Self Improvement

Are You Digging What I am Putting Down?

Do you hear what I hear? I am scheduling a hearing test because I am missing things that people say. Some might think it is because I am ignoring them or that I only hear what I want to hear but I want confirmation from an audiologist. If there is a medical problem, I will follow the recommendations of cleaning or aids.

When we are listening to the same conversation, I wonder if you are hearing the same thing that I am hearing. Are your biases similar enough to mine that you interpret the words and sentences to confirm or deny the thesis? Are the sum total of your experiences, intimate or global, prejudicing you against an individual or group of people? Do you hear wisdom from those you think to be wise and foolishness from those you judge as fools?Hearing is different than listening. I open my hears and listen but once it makes it past the canal hearing sets in and my brain translates the clicks and dits into meaning. Even when the subject is simple the process of hearing can be difficult. We only understand a small portion of what is happening when oral communication takes place, especially when we are involved.

Interpretation takes on a higher level of sophistication when intonation, subjectivity and sarcasm are tossed in the mix. When I was working in theatre we used an exercise called “The Seven Words” to help actors react to what they were hearing, both as improv and scripted. The seven words we used were “I didn’t say I kissed my wife.”
Try saying the words out loud a few times changing the emphasis on words or pairs of words. I DIDN”T say I kissed my wife. I didn’t say I KISSED my WIFE. I didn’t SAY I kissed My wife. We discovered 37 different possible and distinct meanings without changing the order of the words. Somehow we are attuned to the nuance of intonation from an early age and can easily and usually get the gist of the sentence. (Aside : imagine the same seven words in an email and now the interpretation struggles to convert linear into dynamic through the reader’s lens rather than the writer’s). Is there any wonder that miscommunication occurs when we are rushed, distracted or tense. Our rhythm and sense of pace jumbles the information either as the speaker or hearer and conflict can arise.
If my vocal quality or volume change, intentionally or accidentally, it can impact how you hear what I say and how you react to the same words and same intonation. If I whisper ” I didn’t say I kissed MY wife” or raise my voice and say ” I didn’t say I kissed MY wife” the hearer will include secrecy, resentment, anger … into the decoding of the message.
In face to face conversations, even when we are both alert, content and ready the reality that oral conversation also relies on body and facial language complicates understanding. If I say ” I understand” but my face and posture say “you’re wrong” you are more likely to decipher the contradiction using the non-verbal cues. I think I am agreeing and you feel dissed. If I assume a high status posture with arms crossed towering over you, there is nothing romantic or compassionate that I can utter that will ring true for you.

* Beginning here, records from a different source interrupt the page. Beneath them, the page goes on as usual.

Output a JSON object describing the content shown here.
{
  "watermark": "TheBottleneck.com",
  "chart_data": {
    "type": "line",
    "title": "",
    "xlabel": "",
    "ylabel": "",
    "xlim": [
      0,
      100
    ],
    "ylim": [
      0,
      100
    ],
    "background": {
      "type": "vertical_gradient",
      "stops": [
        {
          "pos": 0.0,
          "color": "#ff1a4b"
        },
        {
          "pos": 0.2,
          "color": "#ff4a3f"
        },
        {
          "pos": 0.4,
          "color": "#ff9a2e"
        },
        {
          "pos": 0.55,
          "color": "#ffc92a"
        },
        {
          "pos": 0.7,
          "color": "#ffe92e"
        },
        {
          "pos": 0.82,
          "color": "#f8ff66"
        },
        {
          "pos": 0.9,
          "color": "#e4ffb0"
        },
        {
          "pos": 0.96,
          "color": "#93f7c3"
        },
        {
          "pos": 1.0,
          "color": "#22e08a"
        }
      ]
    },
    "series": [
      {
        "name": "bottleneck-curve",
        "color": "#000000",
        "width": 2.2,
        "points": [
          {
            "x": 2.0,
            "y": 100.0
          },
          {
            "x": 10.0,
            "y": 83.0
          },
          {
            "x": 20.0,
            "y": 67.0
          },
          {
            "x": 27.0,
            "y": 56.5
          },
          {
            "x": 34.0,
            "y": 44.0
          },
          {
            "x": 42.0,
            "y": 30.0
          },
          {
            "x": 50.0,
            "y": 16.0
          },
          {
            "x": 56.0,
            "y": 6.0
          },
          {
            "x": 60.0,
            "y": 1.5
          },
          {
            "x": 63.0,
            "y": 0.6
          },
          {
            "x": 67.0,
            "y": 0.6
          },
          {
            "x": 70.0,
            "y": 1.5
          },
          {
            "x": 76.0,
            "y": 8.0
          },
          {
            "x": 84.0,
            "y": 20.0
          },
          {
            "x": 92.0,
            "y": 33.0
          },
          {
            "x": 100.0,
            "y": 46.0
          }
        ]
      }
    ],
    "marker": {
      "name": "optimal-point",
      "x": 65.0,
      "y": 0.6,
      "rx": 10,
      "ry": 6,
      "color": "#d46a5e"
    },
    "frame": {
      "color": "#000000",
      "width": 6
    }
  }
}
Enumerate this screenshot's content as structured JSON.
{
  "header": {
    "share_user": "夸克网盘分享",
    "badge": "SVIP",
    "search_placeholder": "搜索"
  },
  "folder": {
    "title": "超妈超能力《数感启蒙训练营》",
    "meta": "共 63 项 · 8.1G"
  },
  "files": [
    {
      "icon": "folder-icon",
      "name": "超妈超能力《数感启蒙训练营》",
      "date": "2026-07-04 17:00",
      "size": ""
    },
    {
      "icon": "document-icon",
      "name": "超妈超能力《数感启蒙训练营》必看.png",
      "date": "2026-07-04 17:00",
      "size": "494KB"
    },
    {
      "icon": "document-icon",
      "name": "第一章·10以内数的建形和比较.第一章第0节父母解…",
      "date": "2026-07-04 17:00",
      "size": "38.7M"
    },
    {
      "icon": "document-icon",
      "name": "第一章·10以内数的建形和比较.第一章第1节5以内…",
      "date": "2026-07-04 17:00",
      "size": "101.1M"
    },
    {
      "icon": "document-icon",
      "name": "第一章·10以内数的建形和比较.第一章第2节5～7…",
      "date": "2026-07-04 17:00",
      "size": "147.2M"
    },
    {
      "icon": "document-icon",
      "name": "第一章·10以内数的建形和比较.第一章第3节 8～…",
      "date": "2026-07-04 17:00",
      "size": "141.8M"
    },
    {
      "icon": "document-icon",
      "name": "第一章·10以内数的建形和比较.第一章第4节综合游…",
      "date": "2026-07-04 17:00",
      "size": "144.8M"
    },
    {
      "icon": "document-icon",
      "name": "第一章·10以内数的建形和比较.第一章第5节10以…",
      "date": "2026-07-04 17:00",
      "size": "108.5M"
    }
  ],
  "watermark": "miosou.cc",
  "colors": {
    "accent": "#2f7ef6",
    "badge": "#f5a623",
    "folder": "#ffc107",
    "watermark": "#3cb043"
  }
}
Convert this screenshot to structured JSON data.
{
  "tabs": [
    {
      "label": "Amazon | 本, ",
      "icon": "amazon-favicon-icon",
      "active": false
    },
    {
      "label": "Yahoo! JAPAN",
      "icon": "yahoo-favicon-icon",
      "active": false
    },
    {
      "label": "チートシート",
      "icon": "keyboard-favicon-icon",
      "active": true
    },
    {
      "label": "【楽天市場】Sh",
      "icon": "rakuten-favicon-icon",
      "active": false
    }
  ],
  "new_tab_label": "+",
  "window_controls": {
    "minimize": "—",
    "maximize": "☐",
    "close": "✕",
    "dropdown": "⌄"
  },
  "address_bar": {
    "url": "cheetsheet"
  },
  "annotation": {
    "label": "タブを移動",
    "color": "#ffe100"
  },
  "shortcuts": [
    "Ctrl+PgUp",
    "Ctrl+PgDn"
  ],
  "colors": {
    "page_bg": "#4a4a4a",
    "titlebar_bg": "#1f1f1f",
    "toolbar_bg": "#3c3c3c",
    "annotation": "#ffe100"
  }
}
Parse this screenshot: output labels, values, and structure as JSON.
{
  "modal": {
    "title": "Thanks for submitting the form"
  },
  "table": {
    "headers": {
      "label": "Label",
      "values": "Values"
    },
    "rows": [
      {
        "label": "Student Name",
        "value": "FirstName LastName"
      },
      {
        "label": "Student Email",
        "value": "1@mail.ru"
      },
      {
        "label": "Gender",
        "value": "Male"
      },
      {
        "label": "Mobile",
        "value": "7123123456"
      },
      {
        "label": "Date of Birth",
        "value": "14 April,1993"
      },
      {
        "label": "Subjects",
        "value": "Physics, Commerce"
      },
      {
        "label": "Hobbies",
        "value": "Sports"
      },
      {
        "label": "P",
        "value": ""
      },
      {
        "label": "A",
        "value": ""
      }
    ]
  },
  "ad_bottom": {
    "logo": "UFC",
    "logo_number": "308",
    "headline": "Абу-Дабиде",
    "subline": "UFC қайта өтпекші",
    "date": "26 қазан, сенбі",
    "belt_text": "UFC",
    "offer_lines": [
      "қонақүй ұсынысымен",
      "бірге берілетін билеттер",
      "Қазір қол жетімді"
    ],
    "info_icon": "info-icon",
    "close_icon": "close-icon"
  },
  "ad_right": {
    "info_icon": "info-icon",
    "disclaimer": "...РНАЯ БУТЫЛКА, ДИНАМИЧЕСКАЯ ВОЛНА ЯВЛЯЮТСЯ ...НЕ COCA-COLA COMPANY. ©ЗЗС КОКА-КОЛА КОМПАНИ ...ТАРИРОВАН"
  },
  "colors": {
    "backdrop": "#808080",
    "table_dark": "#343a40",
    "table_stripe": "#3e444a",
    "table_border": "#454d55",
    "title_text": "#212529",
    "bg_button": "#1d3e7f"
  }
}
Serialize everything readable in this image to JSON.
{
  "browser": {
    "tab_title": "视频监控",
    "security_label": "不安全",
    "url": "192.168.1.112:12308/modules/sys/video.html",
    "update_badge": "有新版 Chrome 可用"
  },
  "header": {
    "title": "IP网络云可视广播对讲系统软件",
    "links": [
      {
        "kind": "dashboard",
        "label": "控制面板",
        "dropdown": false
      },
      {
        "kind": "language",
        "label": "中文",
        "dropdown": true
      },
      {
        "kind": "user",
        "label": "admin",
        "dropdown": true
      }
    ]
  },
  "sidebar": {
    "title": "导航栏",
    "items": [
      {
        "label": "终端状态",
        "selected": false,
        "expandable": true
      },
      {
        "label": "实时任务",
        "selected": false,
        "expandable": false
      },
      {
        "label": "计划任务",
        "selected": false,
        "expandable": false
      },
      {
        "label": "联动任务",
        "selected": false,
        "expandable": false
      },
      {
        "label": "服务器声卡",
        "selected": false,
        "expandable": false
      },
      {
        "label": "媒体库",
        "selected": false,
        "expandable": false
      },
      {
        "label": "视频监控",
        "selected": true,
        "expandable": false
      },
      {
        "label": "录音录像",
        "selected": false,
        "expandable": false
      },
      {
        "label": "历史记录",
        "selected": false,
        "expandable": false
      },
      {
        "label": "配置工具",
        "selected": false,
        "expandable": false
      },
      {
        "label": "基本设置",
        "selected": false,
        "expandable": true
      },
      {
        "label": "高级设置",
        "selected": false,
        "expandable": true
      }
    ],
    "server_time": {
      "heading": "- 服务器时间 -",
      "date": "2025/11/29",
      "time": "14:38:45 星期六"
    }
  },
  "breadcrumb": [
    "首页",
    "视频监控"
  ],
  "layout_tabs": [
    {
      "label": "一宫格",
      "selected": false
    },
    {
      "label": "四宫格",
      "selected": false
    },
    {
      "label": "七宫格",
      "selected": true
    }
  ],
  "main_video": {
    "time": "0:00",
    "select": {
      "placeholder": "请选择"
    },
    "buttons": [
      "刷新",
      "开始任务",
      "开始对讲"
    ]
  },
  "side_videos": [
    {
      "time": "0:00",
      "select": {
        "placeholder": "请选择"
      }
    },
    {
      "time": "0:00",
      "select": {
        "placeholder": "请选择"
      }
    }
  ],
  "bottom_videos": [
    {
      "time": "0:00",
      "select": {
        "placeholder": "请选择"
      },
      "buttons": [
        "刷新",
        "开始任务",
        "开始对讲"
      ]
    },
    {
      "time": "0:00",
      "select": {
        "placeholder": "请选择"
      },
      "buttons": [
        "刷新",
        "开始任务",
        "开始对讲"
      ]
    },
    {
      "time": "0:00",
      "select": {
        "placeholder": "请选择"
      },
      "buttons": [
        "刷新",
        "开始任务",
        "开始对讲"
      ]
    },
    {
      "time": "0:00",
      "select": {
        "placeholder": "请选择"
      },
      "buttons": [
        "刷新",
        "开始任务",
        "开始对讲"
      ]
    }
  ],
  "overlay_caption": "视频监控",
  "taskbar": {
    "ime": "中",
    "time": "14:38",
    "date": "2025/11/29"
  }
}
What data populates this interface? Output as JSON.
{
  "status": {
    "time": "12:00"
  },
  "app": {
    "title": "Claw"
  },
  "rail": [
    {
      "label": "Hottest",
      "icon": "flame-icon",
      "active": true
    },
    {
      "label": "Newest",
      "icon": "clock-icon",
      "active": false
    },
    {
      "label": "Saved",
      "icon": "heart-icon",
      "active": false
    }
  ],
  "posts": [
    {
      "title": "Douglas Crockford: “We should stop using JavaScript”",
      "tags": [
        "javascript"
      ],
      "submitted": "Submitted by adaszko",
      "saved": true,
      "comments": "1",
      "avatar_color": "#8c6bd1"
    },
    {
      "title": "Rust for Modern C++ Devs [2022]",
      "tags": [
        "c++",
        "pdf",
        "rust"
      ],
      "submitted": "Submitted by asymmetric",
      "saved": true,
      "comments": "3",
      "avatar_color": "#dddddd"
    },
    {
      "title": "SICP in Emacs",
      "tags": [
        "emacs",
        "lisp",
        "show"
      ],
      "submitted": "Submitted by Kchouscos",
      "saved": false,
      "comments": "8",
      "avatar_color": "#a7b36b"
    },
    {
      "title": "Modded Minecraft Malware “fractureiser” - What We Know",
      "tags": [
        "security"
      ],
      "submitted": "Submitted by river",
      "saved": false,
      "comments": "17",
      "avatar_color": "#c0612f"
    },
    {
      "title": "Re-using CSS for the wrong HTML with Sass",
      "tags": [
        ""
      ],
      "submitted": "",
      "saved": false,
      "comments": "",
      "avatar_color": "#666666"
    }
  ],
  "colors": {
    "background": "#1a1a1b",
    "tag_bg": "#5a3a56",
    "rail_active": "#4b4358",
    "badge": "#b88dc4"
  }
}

History adds another dimension. If you and I share a past with intricate backstories and intrigue we develop shorthand verbal skills that only work for us. If a third person is part of the discussion or observing it, they will miss the subtlety and ‘inside’ suggestions. We might ‘get it’ but now the confusion expands to someone else who has different biases, experiences, circumstances, and tendencies. The circle of complexity grows if the additional participants have a contrarian nature or is a people pleaser.
In some ways it is hard to imagine that we ever understand each other even when all the auditory equipment is functioning at it’s best. When any deterioration occurs and the hearer is now parsing every second or third word into a coherent sentence the probability of getting all the other signals cross is almost assured. I can do my best to say what I want heard in as clear and concise a way as possible. I can take personal responsibility for listening and hearing (and asking for clarification) and I can do what I need to do to maintain my auditory system pathway. I will make the call on Monday morning to book an appointment.


Go for a Walk

It is Sunday where I live and the sun is shining. I don’t really need a reason or an excuse to go for a walk. Since the 10,000 step craze started we usually add 10 to 20k to the counter. It isn’t just the act of putting one foot in front of the other (that is important for physical and mental health) and it isn’t just about the destination (10k steps) however much I focus on getting to where I am going. It can and should be about the stroll.


What do your senses tell you about the journey. Is the light glinting off water? Are there buds on the trees? Robins, waxwings, nuthatches and chickadees are singing. You might even hear a warbler. I always enjoy the smells of the season. There is a wift of campfire and a hint of bbq in the air. The yeast plan and the brewery are steaming away and it is clear that a skunk passed by (or someone using something medicinal).

My feet appreciate the pathway but relish the softness of the earth when I escape the prescribed route and trek across the grass.  The breeze on my face is still cool but the sun is endeavoring to raise the temperature and there is a dampness in the middle of my back.

I pick up my pace and can feel my heart raise it’s tempo. My breath is deeper and my lungs love the ¬†expansion of deeper inhaling. I chance to meet someone who I haven’t seen in years and a conversation, at first tentative and then intimate ensues. I notice changes in the neighbourhood that aren’t visible at a different speed (driving or biking).

The walk is good for me. Good for my soul. It can be good for you too.


Make Today Remarkable,by taking a walk,